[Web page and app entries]

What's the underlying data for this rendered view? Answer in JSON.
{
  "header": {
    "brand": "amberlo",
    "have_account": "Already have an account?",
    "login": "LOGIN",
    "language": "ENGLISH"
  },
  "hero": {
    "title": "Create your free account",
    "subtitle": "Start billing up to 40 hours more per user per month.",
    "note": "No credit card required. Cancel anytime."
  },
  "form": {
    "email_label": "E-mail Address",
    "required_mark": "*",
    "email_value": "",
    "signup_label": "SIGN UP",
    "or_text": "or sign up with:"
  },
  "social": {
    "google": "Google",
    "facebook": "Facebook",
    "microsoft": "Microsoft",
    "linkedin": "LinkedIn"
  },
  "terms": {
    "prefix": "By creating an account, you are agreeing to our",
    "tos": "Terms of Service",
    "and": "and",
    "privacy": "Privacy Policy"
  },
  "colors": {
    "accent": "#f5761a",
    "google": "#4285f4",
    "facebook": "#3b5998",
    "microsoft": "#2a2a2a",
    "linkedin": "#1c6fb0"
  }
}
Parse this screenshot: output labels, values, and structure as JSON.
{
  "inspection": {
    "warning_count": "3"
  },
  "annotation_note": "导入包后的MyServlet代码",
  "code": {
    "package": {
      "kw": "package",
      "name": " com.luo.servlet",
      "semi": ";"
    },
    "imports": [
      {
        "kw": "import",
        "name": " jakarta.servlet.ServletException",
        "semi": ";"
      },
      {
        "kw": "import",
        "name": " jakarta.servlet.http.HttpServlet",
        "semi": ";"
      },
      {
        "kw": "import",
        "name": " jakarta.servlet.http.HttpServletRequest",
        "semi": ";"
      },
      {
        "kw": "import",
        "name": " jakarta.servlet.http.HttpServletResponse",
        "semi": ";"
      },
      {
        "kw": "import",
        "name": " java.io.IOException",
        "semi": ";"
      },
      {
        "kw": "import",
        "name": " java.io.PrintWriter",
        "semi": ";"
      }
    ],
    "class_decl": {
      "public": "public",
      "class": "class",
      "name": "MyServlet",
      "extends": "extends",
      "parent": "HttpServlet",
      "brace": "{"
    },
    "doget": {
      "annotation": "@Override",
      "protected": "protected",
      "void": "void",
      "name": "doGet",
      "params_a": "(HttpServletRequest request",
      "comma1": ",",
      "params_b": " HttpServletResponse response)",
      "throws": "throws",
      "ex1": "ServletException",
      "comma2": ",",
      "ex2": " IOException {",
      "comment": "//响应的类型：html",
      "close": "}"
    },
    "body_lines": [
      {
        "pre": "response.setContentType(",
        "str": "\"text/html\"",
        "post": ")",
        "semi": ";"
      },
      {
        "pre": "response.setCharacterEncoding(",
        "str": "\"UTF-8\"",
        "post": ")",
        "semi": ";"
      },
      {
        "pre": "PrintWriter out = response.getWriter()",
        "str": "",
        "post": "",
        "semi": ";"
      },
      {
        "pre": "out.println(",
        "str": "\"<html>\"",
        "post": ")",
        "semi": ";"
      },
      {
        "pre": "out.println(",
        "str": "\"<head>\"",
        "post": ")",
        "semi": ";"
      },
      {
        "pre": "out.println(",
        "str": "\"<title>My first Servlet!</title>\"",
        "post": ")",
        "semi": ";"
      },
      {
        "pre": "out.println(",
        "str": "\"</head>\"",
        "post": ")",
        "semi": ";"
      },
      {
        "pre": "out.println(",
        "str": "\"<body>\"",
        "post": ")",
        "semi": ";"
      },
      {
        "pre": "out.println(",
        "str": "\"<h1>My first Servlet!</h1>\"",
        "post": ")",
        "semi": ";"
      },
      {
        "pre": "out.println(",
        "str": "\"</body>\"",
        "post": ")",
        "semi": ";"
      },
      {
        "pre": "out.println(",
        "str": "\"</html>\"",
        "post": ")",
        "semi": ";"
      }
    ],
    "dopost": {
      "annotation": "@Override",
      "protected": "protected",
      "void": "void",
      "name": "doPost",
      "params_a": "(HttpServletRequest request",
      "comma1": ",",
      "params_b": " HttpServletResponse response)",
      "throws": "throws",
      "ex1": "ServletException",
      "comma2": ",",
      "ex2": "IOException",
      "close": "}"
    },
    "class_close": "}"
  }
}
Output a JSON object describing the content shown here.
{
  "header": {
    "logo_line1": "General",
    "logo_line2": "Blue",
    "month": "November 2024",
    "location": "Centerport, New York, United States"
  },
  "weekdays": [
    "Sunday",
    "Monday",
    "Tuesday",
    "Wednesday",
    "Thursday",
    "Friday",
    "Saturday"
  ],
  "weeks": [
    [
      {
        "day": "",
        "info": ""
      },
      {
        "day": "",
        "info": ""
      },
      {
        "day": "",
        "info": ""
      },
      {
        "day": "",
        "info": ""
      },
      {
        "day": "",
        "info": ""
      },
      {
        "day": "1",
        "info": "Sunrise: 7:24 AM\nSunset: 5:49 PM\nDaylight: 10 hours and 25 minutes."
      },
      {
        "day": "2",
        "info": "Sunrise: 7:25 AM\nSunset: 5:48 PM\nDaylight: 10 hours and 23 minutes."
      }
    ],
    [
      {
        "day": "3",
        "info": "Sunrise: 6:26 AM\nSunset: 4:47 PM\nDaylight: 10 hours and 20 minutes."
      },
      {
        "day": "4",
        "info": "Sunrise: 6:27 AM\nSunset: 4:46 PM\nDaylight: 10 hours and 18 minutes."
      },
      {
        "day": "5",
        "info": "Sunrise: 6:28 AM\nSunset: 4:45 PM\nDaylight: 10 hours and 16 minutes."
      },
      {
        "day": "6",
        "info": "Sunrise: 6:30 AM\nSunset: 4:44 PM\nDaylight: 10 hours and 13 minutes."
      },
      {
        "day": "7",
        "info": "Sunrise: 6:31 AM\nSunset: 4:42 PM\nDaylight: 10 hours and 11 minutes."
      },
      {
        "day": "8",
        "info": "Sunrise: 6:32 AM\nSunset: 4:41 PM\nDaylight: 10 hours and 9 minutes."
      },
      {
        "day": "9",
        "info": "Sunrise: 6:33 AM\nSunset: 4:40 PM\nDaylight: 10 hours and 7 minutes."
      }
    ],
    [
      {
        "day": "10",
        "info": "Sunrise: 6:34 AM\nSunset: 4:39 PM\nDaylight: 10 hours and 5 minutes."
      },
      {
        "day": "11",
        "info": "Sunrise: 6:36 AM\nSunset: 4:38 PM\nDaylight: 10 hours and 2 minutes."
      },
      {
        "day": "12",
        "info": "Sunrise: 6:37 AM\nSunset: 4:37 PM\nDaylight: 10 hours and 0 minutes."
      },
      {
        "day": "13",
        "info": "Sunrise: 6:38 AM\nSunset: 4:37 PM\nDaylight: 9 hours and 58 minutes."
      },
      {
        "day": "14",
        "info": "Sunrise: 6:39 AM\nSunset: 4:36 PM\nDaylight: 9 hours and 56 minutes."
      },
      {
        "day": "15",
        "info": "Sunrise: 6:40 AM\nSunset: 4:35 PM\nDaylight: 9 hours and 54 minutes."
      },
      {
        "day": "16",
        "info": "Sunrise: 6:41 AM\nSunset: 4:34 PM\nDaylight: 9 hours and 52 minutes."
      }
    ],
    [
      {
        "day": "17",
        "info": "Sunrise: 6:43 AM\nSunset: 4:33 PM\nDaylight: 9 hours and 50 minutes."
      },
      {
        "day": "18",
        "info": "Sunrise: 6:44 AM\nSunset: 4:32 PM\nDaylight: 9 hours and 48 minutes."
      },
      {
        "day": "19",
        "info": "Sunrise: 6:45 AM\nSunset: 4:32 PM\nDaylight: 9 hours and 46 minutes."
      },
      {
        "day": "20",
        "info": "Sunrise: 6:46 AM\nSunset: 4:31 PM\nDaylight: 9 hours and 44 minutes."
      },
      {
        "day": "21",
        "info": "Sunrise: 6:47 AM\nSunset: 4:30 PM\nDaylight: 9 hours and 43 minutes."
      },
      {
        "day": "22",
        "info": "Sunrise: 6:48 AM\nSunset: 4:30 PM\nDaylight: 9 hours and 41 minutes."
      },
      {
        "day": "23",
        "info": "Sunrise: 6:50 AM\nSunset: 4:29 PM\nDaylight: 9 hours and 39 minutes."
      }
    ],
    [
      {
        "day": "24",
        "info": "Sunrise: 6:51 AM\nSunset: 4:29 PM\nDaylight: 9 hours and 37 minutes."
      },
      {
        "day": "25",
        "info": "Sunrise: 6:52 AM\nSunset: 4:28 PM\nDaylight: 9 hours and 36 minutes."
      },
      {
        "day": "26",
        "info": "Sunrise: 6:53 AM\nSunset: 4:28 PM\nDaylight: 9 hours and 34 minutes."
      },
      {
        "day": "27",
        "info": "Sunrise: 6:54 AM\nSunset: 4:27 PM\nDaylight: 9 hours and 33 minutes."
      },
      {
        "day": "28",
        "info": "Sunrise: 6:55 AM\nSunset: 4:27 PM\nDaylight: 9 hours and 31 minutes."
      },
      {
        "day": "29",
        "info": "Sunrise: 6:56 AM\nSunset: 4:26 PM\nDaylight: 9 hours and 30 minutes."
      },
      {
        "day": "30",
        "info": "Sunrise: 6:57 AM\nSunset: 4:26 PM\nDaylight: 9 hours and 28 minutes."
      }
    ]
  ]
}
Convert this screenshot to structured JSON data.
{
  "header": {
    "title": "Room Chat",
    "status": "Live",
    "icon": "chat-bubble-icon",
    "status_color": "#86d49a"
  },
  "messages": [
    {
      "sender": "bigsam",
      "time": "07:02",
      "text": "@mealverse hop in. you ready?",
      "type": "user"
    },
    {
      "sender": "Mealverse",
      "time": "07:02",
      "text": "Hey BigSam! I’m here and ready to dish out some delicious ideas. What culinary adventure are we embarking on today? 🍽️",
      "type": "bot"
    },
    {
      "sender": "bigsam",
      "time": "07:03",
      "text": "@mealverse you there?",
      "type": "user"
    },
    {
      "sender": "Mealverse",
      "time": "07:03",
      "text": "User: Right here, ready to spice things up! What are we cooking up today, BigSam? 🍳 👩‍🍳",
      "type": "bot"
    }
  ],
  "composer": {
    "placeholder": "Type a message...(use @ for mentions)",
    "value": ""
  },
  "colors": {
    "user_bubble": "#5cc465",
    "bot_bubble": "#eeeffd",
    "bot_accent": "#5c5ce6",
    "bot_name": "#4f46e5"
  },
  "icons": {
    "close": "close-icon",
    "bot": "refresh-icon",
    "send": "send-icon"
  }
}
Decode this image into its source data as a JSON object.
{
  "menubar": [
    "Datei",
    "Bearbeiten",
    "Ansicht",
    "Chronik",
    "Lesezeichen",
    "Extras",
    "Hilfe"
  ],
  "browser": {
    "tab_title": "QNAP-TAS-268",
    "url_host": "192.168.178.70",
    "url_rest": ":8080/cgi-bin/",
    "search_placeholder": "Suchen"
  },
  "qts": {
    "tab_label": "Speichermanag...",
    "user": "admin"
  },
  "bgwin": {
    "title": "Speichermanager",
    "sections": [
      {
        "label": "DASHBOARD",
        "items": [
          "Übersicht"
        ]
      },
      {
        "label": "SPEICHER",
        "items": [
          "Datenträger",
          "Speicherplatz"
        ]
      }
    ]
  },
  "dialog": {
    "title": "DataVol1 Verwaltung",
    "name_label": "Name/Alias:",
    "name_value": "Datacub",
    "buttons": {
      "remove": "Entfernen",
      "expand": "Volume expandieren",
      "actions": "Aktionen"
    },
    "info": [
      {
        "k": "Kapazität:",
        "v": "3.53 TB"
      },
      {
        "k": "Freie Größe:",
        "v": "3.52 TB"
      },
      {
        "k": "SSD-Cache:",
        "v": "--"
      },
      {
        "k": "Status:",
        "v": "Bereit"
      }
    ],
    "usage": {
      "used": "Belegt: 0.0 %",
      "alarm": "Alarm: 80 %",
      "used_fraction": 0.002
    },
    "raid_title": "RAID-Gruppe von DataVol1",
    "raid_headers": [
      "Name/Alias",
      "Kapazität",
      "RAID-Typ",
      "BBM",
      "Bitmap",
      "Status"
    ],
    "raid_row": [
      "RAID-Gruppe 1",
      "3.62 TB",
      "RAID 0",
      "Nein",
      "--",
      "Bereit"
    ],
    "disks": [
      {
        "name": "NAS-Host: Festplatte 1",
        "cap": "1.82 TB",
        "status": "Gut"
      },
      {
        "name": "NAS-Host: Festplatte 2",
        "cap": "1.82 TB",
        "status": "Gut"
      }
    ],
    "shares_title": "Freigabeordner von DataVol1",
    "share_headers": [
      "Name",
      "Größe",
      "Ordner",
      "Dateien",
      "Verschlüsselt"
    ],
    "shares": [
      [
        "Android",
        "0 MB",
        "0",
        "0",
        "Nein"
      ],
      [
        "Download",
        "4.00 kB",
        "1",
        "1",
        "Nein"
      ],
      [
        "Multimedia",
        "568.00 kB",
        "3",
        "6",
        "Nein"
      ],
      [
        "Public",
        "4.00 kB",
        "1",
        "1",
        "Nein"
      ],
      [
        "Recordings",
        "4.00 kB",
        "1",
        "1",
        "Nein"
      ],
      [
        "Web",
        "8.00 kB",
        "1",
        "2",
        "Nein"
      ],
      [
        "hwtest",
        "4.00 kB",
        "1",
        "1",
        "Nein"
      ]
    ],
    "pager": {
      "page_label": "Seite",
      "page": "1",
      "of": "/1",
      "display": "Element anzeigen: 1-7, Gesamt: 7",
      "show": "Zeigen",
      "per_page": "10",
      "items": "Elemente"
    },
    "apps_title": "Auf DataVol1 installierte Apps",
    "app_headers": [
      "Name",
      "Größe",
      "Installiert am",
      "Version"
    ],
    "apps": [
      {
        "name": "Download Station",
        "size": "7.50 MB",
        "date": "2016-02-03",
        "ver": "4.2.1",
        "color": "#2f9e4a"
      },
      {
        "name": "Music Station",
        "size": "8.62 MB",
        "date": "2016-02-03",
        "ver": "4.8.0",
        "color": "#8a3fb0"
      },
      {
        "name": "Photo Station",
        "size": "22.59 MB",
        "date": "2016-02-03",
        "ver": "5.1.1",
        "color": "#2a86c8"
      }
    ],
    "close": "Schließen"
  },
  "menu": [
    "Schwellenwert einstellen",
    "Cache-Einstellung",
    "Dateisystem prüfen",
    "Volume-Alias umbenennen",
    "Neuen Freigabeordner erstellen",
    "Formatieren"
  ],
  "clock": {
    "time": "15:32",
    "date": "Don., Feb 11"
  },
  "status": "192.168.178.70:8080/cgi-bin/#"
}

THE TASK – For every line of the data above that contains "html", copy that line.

FINISHED TASK –
      "comment": "//响应的类型：html",
        "str": "\"text/html\"",
        "str": "\"<html>\"",
        "str": "\"</html>\"",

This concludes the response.